Exercise requirements |
Exact reproduction of every record is required, and pictures are to be excluded.

Start of Source information

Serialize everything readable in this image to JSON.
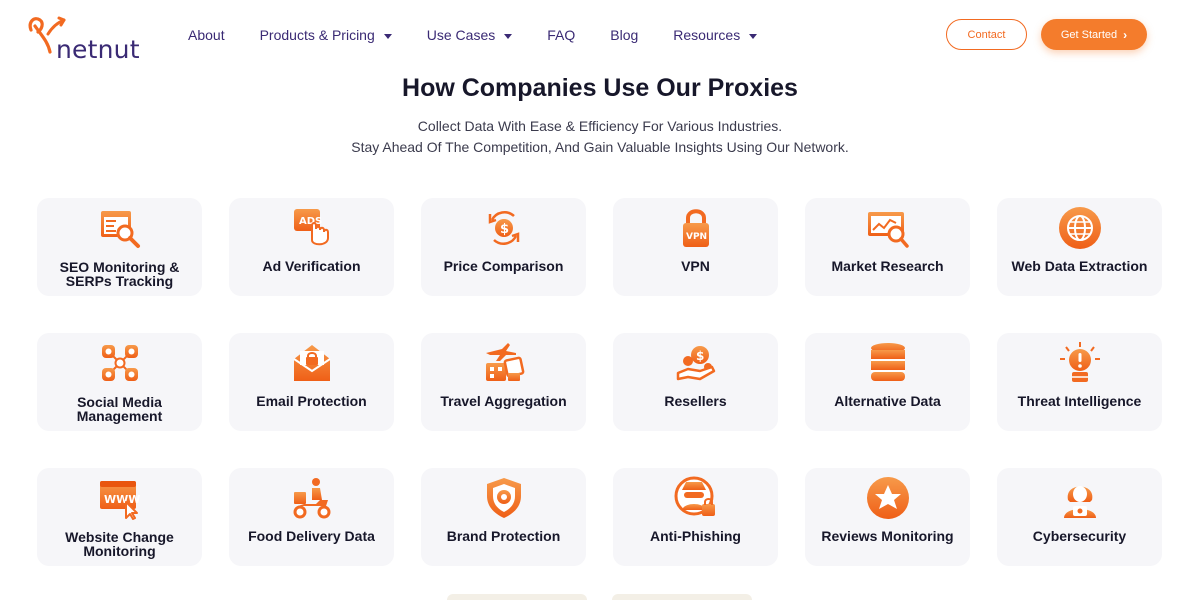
{
  "brand": {
    "name": "netnut",
    "accent": "#f26a21",
    "primary_text": "#3a2a74"
  },
  "nav": {
    "items": [
      {
        "label": "About",
        "dropdown": false
      },
      {
        "label": "Products & Pricing",
        "dropdown": true
      },
      {
        "label": "Use Cases",
        "dropdown": true
      },
      {
        "label": "FAQ",
        "dropdown": false
      },
      {
        "label": "Blog",
        "dropdown": false
      },
      {
        "label": "Resources",
        "dropdown": true
      }
    ],
    "contact_label": "Contact",
    "get_started_label": "Get Started",
    "get_started_icon": "chevron-right-icon"
  },
  "section": {
    "title": "How Companies Use Our Proxies",
    "subtitle_line1": "Collect Data With Ease & Efficiency For Various Industries.",
    "subtitle_line2": "Stay Ahead Of The Competition, And Gain Valuable Insights Using Our Network."
  },
  "use_cases": [
    {
      "label": "SEO Monitoring & SERPs Tracking",
      "line1": "SEO Monitoring &",
      "line2": "SERPs Tracking",
      "icon": "seo-monitor-icon"
    },
    {
      "label": "Ad Verification",
      "icon": "ad-verification-icon"
    },
    {
      "label": "Price Comparison",
      "icon": "price-comparison-icon"
    },
    {
      "label": "VPN",
      "icon": "vpn-lock-icon"
    },
    {
      "label": "Market Research",
      "icon": "market-research-icon"
    },
    {
      "label": "Web Data Extraction",
      "icon": "globe-icon"
    },
    {
      "label": "Social Media Management",
      "line1": "Social Media",
      "line2": "Management",
      "icon": "social-network-icon"
    },
    {
      "label": "Email Protection",
      "icon": "email-lock-icon"
    },
    {
      "label": "Travel Aggregation",
      "icon": "travel-icon"
    },
    {
      "label": "Resellers",
      "icon": "hand-coins-icon"
    },
    {
      "label": "Alternative Data",
      "icon": "database-icon"
    },
    {
      "label": "Threat Intelligence",
      "icon": "alert-bulb-icon"
    },
    {
      "label": "Website Change Monitoring",
      "line1": "Website Change",
      "line2": "Monitoring",
      "icon": "www-monitor-icon"
    },
    {
      "label": "Food Delivery Data",
      "icon": "food-delivery-icon"
    },
    {
      "label": "Brand Protection",
      "icon": "shield-icon"
    },
    {
      "label": "Anti-Phishing",
      "icon": "hacker-icon"
    },
    {
      "label": "Reviews Monitoring",
      "icon": "star-icon"
    },
    {
      "label": "Cybersecurity",
      "icon": "hooded-user-icon"
    }
  ]
}
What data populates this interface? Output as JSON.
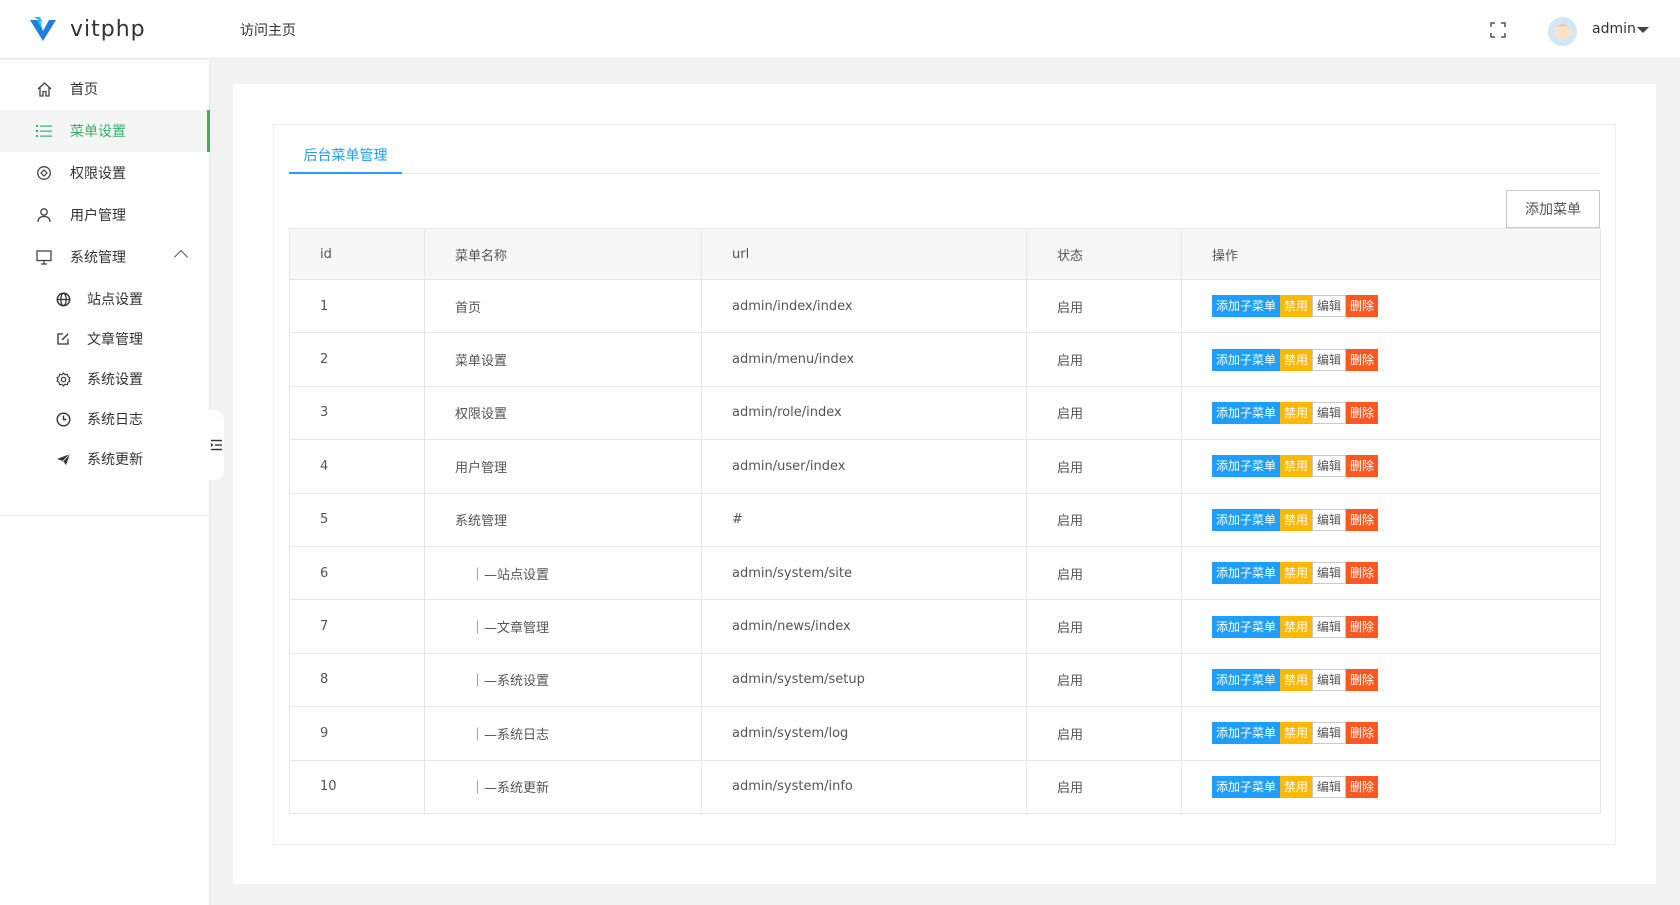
{
  "header": {
    "logo_text": "vitphp",
    "visit_home": "访问主页",
    "user_name": "admin"
  },
  "sidebar": {
    "items": [
      {
        "label": "首页",
        "icon": "home-icon"
      },
      {
        "label": "菜单设置",
        "icon": "list-icon"
      },
      {
        "label": "权限设置",
        "icon": "shield-icon"
      },
      {
        "label": "用户管理",
        "icon": "user-icon"
      },
      {
        "label": "系统管理",
        "icon": "monitor-icon"
      }
    ],
    "sub_items": [
      {
        "label": "站点设置",
        "icon": "globe-icon"
      },
      {
        "label": "文章管理",
        "icon": "edit-icon"
      },
      {
        "label": "系统设置",
        "icon": "gear-icon"
      },
      {
        "label": "系统日志",
        "icon": "clock-icon"
      },
      {
        "label": "系统更新",
        "icon": "send-icon"
      }
    ]
  },
  "main": {
    "tab_label": "后台菜单管理",
    "add_menu_label": "添加菜单",
    "columns": [
      "id",
      "菜单名称",
      "url",
      "状态",
      "操作"
    ],
    "actions": {
      "add_child": "添加子菜单",
      "disable": "禁用",
      "edit": "编辑",
      "delete": "删除"
    },
    "rows": [
      {
        "id": "1",
        "name": "首页",
        "url": "admin/index/index",
        "status": "启用"
      },
      {
        "id": "2",
        "name": "菜单设置",
        "url": "admin/menu/index",
        "status": "启用"
      },
      {
        "id": "3",
        "name": "权限设置",
        "url": "admin/role/index",
        "status": "启用"
      },
      {
        "id": "4",
        "name": "用户管理",
        "url": "admin/user/index",
        "status": "启用"
      },
      {
        "id": "5",
        "name": "系统管理",
        "url": "#",
        "status": "启用"
      },
      {
        "id": "6",
        "name": "｜—站点设置",
        "url": "admin/system/site",
        "status": "启用"
      },
      {
        "id": "7",
        "name": "｜—文章管理",
        "url": "admin/news/index",
        "status": "启用"
      },
      {
        "id": "8",
        "name": "｜—系统设置",
        "url": "admin/system/setup",
        "status": "启用"
      },
      {
        "id": "9",
        "name": "｜—系统日志",
        "url": "admin/system/log",
        "status": "启用"
      },
      {
        "id": "10",
        "name": "｜—系统更新",
        "url": "admin/system/info",
        "status": "启用"
      }
    ]
  },
  "colors": {
    "accent_green": "#36b368",
    "accent_blue": "#1e9fff",
    "warn_yellow": "#ffb800",
    "danger_orange": "#ff5722"
  }
}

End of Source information

Response below |
Serialize everything readable in this image to JSON.
{
  "brand": {
    "name": "netnut",
    "accent": "#f26a21",
    "primary_text": "#3a2a74"
  },
  "nav": {
    "items": [
      {
        "label": "About",
        "dropdown": false
      },
      {
        "label": "Products & Pricing",
        "dropdown": true
      },
      {
        "label": "Use Cases",
        "dropdown": true
      },
      {
        "label": "FAQ",
        "dropdown": false
      },
      {
        "label": "Blog",
        "dropdown": false
      },
      {
        "label": "Resources",
        "dropdown": true
      }
    ],
    "contact_label": "Contact",
    "get_started_label": "Get Started",
    "get_started_icon": "chevron-right-icon"
  },
  "section": {
    "title": "How Companies Use Our Proxies",
    "subtitle_line1": "Collect Data With Ease & Efficiency For Various Industries.",
    "subtitle_line2": "Stay Ahead Of The Competition, And Gain Valuable Insights Using Our Network."
  },
  "use_cases": [
    {
      "label": "SEO Monitoring & SERPs Tracking",
      "line1": "SEO Monitoring &",
      "line2": "SERPs Tracking",
      "icon": "seo-monitor-icon"
    },
    {
      "label": "Ad Verification",
      "icon": "ad-verification-icon"
    },
    {
      "label": "Price Comparison",
      "icon": "price-comparison-icon"
    },
    {
      "label": "VPN",
      "icon": "vpn-lock-icon"
    },
    {
      "label": "Market Research",
      "icon": "market-research-icon"
    },
    {
      "label": "Web Data Extraction",
      "icon": "globe-icon"
    },
    {
      "label": "Social Media Management",
      "line1": "Social Media",
      "line2": "Management",
      "icon": "social-network-icon"
    },
    {
      "label": "Email Protection",
      "icon": "email-lock-icon"
    },
    {
      "label": "Travel Aggregation",
      "icon": "travel-icon"
    },
    {
      "label": "Resellers",
      "icon": "hand-coins-icon"
    },
    {
      "label": "Alternative Data",
      "icon": "database-icon"
    },
    {
      "label": "Threat Intelligence",
      "icon": "alert-bulb-icon"
    },
    {
      "label": "Website Change Monitoring",
      "line1": "Website Change",
      "line2": "Monitoring",
      "icon": "www-monitor-icon"
    },
    {
      "label": "Food Delivery Data",
      "icon": "food-delivery-icon"
    },
    {
      "label": "Brand Protection",
      "icon": "shield-icon"
    },
    {
      "label": "Anti-Phishing",
      "icon": "hacker-icon"
    },
    {
      "label": "Reviews Monitoring",
      "icon": "star-icon"
    },
    {
      "label": "Cybersecurity",
      "icon": "hooded-user-icon"
    }
  ]
}
What data populates this interface? Output as JSON.
{
  "header": {
    "logo_text": "vitphp",
    "visit_home": "访问主页",
    "user_name": "admin"
  },
  "sidebar": {
    "items": [
      {
        "label": "首页",
        "icon": "home-icon"
      },
      {
        "label": "菜单设置",
        "icon": "list-icon"
      },
      {
        "label": "权限设置",
        "icon": "shield-icon"
      },
      {
        "label": "用户管理",
        "icon": "user-icon"
      },
      {
        "label": "系统管理",
        "icon": "monitor-icon"
      }
    ],
    "sub_items": [
      {
        "label": "站点设置",
        "icon": "globe-icon"
      },
      {
        "label": "文章管理",
        "icon": "edit-icon"
      },
      {
        "label": "系统设置",
        "icon": "gear-icon"
      },
      {
        "label": "系统日志",
        "icon": "clock-icon"
      },
      {
        "label": "系统更新",
        "icon": "send-icon"
      }
    ]
  },
  "main": {
    "tab_label": "后台菜单管理",
    "add_menu_label": "添加菜单",
    "columns": [
      "id",
      "菜单名称",
      "url",
      "状态",
      "操作"
    ],
    "actions": {
      "add_child": "添加子菜单",
      "disable": "禁用",
      "edit": "编辑",
      "delete": "删除"
    },
    "rows": [
      {
        "id": "1",
        "name": "首页",
        "url": "admin/index/index",
        "status": "启用"
      },
      {
        "id": "2",
        "name": "菜单设置",
        "url": "admin/menu/index",
        "status": "启用"
      },
      {
        "id": "3",
        "name": "权限设置",
        "url": "admin/role/index",
        "status": "启用"
      },
      {
        "id": "4",
        "name": "用户管理",
        "url": "admin/user/index",
        "status": "启用"
      },
      {
        "id": "5",
        "name": "系统管理",
        "url": "#",
        "status": "启用"
      },
      {
        "id": "6",
        "name": "｜—站点设置",
        "url": "admin/system/site",
        "status": "启用"
      },
      {
        "id": "7",
        "name": "｜—文章管理",
        "url": "admin/news/index",
        "status": "启用"
      },
      {
        "id": "8",
        "name": "｜—系统设置",
        "url": "admin/system/setup",
        "status": "启用"
      },
      {
        "id": "9",
        "name": "｜—系统日志",
        "url": "admin/system/log",
        "status": "启用"
      },
      {
        "id": "10",
        "name": "｜—系统更新",
        "url": "admin/system/info",
        "status": "启用"
      }
    ]
  },
  "colors": {
    "accent_green": "#36b368",
    "accent_blue": "#1e9fff",
    "warn_yellow": "#ffb800",
    "danger_orange": "#ff5722"
  }
}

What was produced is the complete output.